68.40.166.203 (talk) 20:53, 31 May 2012 (UTC)

Definately. "A 360 degree view of customer data." What does that even mean? Can we look at the data from the rear and bottom? Didn't even know data had a front and back side. 83.84.34.219 (talk) 21:25, 25 February 2013 (UTC)

Removing Extraneous Material[edit]

There's a lot of extraneous material that significantly hampers the encyclopedic tone of the article. For example, the Benefits, Challenges, and Fragmentation sections are more to help the designers or implementers of CRMs, not for the general reader. I've removed those sections, and am going to cut a lot of other parts out. I'm sure there will be disputes, so let's discuss them here. The goal is to remove extraneous marketing-speak and bring the article in-line with encyclopedic standards of tone.
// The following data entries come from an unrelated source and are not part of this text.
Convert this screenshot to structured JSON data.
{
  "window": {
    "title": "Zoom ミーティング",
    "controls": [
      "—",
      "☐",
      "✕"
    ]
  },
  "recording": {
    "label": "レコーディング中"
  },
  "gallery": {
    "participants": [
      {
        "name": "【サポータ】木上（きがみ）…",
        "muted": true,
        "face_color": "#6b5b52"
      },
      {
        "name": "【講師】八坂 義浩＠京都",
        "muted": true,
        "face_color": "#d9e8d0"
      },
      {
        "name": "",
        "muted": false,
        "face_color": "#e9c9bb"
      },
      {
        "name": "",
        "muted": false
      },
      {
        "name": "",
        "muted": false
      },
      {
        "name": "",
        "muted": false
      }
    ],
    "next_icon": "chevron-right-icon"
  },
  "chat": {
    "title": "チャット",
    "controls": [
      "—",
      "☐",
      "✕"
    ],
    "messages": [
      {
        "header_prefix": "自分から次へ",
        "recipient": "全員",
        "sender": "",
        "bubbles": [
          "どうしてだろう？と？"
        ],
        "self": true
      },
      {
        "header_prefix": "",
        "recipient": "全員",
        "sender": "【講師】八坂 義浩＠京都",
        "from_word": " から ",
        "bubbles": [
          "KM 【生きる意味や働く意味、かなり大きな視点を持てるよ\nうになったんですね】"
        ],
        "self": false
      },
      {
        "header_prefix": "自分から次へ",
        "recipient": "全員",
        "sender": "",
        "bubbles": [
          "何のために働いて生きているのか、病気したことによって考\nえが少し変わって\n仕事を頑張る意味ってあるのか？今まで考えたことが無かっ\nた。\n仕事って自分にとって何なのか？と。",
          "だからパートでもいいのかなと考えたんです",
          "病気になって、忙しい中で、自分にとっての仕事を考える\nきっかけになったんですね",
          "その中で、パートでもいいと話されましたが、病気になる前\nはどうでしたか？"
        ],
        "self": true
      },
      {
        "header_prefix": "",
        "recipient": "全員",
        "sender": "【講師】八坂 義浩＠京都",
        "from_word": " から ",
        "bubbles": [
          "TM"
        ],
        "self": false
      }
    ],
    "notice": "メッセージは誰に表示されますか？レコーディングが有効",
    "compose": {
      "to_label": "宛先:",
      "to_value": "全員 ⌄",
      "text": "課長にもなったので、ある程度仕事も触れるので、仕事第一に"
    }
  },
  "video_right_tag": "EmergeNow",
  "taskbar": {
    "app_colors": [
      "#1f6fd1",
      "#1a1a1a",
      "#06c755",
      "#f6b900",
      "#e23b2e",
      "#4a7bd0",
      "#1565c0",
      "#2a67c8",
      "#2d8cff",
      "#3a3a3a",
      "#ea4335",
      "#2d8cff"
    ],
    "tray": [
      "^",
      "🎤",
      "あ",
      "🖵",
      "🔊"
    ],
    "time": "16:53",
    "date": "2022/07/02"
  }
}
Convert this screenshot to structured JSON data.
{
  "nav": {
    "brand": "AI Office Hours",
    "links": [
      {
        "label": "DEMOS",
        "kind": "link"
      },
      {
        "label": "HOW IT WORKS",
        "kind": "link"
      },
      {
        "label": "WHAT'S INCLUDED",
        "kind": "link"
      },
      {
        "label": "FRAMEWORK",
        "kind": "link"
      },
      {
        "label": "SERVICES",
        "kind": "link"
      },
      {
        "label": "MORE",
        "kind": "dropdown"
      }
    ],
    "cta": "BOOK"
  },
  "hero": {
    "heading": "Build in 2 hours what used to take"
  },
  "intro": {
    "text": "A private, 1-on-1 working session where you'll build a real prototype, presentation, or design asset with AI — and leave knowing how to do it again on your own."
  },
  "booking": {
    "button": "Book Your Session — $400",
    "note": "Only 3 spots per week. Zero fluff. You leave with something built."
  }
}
Philosophistry (talk) 00:20, 10 January 2013 (UTC)

I'm sure there will be disputes of my massive condensing of this article (probably eliminated 80% of the content). So to pre-empt that, here's the kinds of content I removed and why:

  • Overly-specific guidance for the implementers of CRMs. The general reader of wikipedia is simply looking to be informed about CRMs. If they want further details about what are systemic problems in implementing CRMs, they can read the many books that go into depth about it. This kind of detail represents about 50% of what I cut.
  • Wording that implies a desire to help CRMs. Wikipedia isn't pro- or anti- marketing, and therefore shouldn't have language like, "CRMs are finally getting adopted."
  • Notes for notes sake. There are many extra notes or citations that appear to serve only the purposes of bolstering a source's link count.
  • Long-winded sentences with marketing blather.

This article seems to be troublesome, with many complaints about the tone and extraneous marketingspeak, so to err on the side of less un-encyclopedic tone, please do not revert these simplifications without discussing it below first. Philosophistry (talk) 01:30, 10 January 2013 (UTC)

Also bare the above issues in mind when adding text. There's no point writing a sales pitch on wikipedia. This is not the place to preach to companies about the benefits of deploying a CRM system; it's an encyclopedia article. I've removed some more nonesensical marketing blather and stuff, but this page is still one big mess. 213.164.7.130 (talk) 15:13, 14 June 2013 (UTC)